##### Records #####

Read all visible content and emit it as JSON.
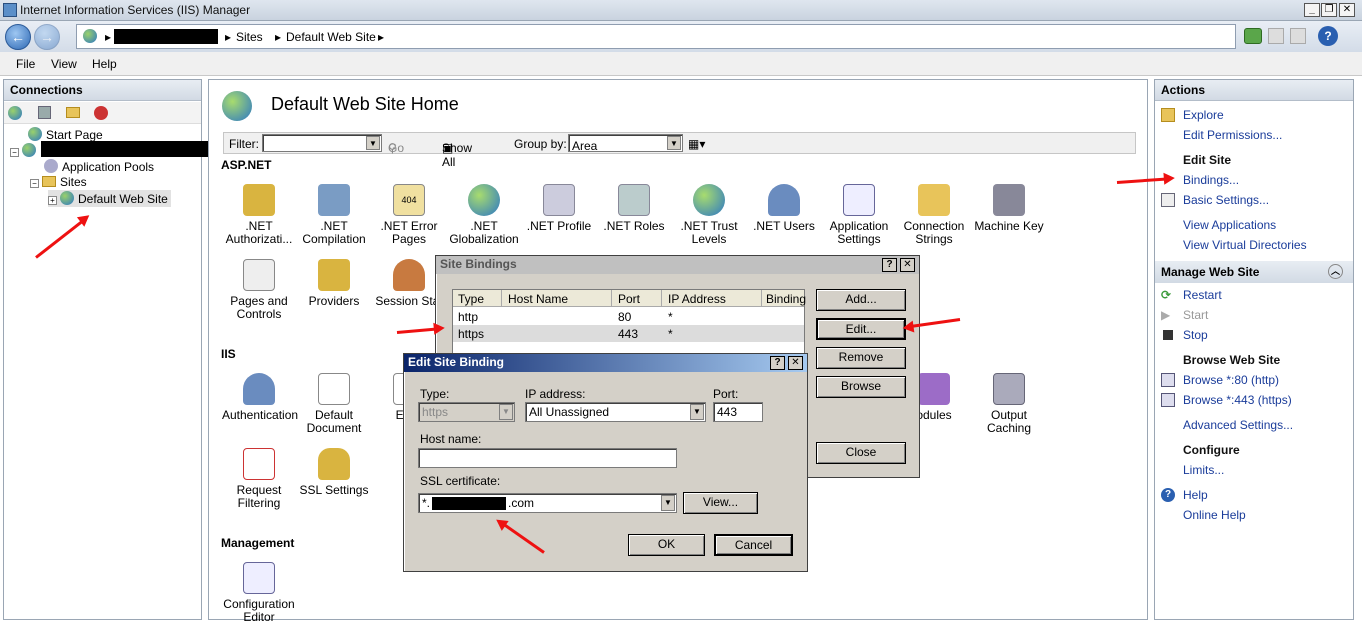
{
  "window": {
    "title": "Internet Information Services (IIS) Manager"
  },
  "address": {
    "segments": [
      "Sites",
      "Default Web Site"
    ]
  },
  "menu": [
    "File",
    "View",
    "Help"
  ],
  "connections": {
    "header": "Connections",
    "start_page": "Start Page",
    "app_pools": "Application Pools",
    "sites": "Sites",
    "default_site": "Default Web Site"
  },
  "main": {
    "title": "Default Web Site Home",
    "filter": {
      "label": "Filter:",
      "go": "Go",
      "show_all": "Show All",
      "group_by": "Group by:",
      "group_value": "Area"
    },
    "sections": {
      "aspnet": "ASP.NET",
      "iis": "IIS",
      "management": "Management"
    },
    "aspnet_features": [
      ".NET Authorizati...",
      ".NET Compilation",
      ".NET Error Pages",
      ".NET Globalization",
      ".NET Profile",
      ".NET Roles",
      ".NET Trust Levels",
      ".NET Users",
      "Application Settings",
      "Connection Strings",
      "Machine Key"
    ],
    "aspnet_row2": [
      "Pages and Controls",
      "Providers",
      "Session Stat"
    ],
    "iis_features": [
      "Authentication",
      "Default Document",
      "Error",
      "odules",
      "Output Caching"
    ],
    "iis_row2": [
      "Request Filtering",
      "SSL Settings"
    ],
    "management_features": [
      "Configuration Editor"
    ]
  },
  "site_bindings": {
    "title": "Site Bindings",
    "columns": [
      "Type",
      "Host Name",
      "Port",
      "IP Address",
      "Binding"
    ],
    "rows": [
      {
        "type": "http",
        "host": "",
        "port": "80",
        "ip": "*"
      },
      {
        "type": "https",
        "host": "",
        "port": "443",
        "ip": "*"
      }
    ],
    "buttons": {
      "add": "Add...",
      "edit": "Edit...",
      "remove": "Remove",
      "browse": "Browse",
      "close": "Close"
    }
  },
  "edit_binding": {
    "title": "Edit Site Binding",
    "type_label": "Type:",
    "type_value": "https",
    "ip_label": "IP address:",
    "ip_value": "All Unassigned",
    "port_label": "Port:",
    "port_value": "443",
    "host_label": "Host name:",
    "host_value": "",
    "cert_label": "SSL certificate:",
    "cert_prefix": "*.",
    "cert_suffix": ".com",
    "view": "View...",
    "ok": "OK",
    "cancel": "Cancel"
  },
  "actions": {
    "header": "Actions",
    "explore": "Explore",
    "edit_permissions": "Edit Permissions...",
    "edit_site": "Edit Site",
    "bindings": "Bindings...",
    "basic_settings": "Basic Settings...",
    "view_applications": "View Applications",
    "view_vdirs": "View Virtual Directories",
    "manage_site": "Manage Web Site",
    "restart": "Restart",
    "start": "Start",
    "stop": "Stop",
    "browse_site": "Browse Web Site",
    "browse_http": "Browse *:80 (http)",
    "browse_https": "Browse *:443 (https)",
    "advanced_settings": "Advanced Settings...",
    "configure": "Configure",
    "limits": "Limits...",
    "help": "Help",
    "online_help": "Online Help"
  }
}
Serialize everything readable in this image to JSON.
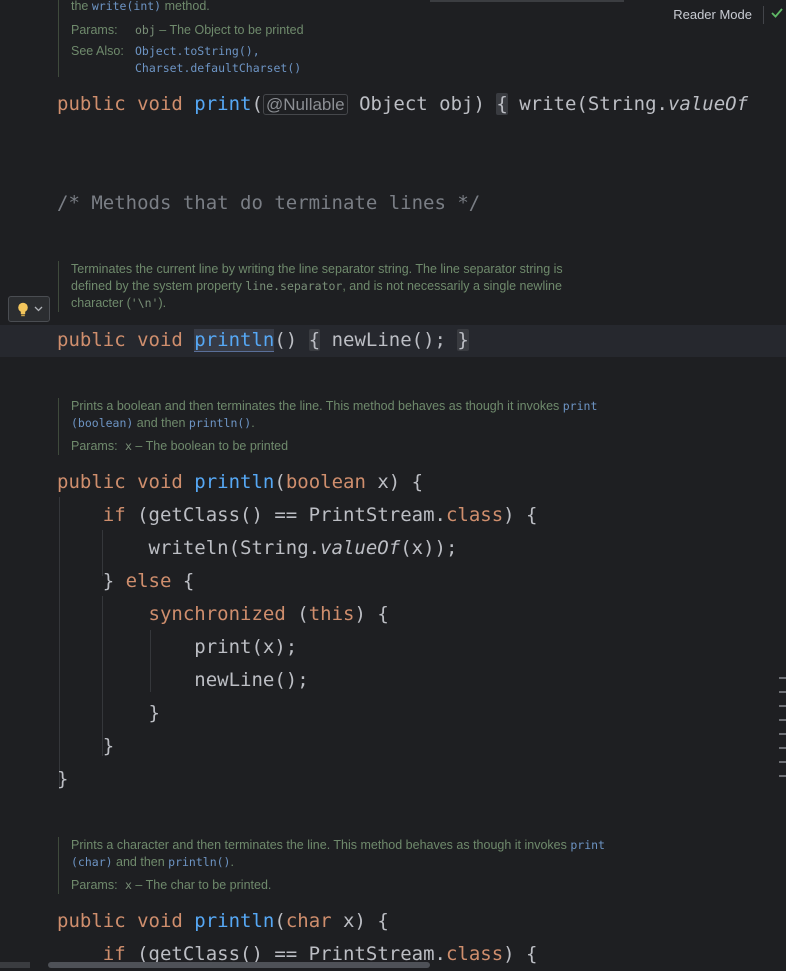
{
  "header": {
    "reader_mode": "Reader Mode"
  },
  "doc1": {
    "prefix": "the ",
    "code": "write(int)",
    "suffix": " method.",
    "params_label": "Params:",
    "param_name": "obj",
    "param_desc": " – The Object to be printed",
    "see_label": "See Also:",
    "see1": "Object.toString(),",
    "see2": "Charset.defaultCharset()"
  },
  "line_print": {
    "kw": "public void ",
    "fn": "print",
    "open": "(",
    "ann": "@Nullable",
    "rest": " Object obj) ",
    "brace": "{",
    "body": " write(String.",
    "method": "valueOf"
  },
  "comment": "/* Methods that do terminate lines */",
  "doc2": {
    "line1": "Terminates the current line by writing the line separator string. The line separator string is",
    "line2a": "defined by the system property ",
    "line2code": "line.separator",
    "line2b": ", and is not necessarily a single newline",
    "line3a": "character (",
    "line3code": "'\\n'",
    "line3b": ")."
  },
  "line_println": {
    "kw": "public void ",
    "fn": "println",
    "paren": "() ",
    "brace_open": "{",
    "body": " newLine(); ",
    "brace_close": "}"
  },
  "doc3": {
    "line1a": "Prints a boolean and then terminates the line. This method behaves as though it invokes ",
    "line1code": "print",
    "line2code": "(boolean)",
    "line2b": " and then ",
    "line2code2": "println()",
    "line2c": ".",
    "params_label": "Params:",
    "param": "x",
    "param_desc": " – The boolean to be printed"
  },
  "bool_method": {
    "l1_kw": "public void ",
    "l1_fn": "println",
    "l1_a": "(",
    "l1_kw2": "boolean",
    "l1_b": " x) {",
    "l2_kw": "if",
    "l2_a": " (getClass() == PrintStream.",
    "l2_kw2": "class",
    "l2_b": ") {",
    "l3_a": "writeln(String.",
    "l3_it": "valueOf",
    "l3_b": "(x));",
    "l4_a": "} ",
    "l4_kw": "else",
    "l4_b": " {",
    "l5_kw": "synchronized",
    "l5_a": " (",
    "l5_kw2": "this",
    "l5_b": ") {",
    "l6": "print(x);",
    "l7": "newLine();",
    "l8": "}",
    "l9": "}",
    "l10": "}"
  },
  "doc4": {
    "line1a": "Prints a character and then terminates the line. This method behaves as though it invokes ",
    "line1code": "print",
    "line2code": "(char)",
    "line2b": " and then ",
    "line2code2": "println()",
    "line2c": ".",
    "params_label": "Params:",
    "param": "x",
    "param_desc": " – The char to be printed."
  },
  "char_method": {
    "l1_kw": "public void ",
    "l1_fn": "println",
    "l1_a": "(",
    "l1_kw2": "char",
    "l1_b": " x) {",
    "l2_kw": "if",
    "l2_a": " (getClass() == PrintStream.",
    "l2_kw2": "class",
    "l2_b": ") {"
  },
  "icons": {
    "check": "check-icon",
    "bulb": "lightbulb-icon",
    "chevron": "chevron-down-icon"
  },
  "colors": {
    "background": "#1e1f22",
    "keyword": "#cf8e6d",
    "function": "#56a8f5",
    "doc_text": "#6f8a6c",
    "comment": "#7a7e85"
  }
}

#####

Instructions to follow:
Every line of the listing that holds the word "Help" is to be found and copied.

Written solution:
    "Help"
    "help": "Help",
    "online_help": "Online Help"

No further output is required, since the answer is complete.